TUFTS UNIVERSITY plans to give some of its students an important financial break. Undergraduates, graduate students, and alumni who agree to work in the nonprofit sector can apply for help to pay off their student loans. Tufts is investing $500,000 a year in the needs-based program.
It's a wise incentive that should help many students, including the undergraduates who leave the school with an average debt of $14,400 to cover the school's annual $48,000 cost for undergraduates. The loan forgiveness program also adds heft to Tufts' ongoing commitment to civic education and engagement. In 2000, Tufts started the Jonathan M. Tisch College of Citizenship and Public Service to help students, alumni, and faculty engage in public work.
Now Tisch is measuring its success by tracking students in the college classes of 2007, '08, '09, and '10 to study the links between their college experiences and their later professional activities. The study is looking at demographics, including gender, ethnicity, and financial aid status, as well as attitudes and post-college experiences.
Forgiveness of at least part of their debt should help more students commit to careers in teaching, human services, and other areas. Tufts plans to spread the money widely, helping large numbers of students with portions of their debt. Students and alumni can start applying next semester for awards that will probably be made in the fall of 2008, according to a university spokeswoman. Recipients will have to reapply for support each year.
Although the program hasn't started yet, it's not too soon to think about how it might evolve.

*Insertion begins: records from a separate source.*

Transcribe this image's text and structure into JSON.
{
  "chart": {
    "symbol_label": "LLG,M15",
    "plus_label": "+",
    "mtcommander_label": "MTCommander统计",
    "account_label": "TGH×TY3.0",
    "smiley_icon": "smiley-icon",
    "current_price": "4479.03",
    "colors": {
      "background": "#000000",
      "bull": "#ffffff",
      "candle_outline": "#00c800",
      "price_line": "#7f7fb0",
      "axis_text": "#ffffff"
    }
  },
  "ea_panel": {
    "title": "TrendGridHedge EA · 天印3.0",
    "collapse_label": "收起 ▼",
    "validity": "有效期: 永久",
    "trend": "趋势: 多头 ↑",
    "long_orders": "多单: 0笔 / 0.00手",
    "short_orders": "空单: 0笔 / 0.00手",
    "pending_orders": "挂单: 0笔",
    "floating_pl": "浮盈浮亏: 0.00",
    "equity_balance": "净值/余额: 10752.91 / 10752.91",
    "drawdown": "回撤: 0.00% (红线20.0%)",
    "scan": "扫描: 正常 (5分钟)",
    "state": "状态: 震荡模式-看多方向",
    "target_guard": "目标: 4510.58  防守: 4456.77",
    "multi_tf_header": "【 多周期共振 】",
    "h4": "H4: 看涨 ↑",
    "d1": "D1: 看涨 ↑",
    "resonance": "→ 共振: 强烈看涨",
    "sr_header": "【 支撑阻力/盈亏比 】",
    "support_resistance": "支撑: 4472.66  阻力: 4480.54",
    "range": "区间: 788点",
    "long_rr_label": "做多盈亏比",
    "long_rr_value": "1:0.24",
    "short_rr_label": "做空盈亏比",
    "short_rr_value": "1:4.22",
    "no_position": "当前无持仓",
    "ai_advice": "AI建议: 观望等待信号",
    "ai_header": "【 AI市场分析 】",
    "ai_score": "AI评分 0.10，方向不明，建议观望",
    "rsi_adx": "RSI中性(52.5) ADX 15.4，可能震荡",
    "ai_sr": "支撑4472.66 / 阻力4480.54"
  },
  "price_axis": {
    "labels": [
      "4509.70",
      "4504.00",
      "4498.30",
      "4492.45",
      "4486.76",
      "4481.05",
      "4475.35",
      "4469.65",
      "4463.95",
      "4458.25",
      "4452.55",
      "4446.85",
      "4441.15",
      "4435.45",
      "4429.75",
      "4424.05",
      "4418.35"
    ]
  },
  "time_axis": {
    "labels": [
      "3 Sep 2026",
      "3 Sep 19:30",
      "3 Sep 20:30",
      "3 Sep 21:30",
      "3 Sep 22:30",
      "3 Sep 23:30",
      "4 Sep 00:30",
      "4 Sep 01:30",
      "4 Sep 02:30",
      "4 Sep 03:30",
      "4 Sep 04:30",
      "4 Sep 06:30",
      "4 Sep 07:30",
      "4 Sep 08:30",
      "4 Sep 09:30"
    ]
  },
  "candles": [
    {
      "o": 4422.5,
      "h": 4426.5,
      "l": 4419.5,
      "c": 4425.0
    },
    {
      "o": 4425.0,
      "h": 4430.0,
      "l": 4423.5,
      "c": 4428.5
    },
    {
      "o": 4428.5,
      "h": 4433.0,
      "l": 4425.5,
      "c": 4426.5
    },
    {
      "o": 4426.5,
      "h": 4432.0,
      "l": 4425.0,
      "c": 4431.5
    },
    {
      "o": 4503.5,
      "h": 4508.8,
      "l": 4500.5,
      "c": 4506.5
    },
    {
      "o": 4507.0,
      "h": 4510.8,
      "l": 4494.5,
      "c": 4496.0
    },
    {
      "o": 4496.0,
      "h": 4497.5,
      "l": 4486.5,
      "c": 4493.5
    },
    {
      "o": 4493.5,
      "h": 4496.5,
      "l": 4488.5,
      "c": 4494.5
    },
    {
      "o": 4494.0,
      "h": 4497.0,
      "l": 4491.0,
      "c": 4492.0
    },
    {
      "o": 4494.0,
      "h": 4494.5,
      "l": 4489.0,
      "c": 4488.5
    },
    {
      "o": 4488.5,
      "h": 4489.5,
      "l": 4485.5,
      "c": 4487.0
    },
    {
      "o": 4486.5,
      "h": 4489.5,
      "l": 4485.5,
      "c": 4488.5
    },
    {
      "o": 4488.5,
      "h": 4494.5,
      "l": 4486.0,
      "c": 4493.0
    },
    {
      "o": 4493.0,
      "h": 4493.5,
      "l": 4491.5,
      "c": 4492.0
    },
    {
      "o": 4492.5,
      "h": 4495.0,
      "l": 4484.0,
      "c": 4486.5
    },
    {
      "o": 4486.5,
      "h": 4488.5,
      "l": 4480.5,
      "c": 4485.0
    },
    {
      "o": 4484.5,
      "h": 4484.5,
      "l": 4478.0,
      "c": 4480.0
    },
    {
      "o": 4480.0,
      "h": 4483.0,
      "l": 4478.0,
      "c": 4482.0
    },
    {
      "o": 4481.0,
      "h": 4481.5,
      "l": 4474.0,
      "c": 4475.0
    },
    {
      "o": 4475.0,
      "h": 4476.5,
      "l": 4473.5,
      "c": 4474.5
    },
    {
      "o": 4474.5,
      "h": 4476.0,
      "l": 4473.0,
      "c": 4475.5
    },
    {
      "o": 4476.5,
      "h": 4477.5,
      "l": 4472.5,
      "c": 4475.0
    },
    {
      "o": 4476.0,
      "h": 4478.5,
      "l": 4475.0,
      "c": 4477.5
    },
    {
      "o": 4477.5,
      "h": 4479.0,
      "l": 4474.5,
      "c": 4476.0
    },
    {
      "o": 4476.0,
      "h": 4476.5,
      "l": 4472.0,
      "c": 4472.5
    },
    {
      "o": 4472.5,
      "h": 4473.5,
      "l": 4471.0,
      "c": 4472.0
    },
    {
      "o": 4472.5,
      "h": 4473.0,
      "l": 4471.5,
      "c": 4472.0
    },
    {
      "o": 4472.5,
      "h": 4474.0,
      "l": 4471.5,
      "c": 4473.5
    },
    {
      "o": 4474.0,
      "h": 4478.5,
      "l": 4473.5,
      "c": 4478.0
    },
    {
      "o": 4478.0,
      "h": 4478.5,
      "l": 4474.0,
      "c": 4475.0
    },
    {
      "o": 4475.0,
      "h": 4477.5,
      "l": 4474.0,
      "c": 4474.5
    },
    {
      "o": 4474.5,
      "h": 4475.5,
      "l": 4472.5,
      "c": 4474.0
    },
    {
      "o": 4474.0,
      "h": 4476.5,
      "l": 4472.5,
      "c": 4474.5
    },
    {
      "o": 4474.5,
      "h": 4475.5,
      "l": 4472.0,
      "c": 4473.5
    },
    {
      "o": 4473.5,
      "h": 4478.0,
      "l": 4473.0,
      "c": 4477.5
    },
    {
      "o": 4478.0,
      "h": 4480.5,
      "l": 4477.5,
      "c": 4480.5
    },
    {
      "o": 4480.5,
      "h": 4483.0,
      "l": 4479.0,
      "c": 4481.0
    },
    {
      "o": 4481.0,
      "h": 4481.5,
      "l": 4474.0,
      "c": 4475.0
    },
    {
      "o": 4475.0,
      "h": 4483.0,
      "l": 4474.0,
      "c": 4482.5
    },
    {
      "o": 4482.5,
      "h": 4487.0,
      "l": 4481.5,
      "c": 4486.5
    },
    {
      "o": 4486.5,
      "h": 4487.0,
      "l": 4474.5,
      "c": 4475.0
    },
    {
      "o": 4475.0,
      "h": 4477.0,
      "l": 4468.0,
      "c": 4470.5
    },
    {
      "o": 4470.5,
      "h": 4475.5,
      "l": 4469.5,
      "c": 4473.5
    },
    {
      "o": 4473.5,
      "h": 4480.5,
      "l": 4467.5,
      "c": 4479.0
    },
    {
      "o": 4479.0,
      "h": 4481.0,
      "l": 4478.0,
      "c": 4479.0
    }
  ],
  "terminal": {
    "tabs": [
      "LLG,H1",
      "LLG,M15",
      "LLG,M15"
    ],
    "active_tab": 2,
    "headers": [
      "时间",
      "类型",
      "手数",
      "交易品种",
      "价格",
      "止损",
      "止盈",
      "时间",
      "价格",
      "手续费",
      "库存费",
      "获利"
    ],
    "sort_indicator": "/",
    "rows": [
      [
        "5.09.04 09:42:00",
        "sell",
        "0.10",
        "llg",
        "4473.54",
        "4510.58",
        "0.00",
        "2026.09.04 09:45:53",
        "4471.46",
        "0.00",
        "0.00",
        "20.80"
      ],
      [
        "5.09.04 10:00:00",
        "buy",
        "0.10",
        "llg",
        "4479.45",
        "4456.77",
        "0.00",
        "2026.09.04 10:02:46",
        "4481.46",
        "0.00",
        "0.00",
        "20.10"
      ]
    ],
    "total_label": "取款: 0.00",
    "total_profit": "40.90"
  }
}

One challenge that Tufts and other colleges should take on is how to foster longevity, encouraging people to stay in nonprofit careers for stints of five to 10 years and beyond, so that they don't just dabble in nonprofit work for two or three years before moving on to higher-paying, for-profit careers.
For example, if students are going to work in demanding communities or school settings, their college could prepare them for what they'll face through visits to communities and schools - and support them as they work. Too many well-meaning young graduates have fled the difficulties of urban teaching or other positions because they get inadequate training and little help on the job.
As such approaches evolve, colleges should observe each other so that they can quickly borrow each other's best strategies.
Tufts deserves credit for encouraging its graduates to do work that creates better schools, communities, and healthcare services. It's an interesting reinterpretation of America's commitment to the pursuit of happiness: One shouldn't settle for pursuing one's own happiness when there's a whole world waiting to be improved.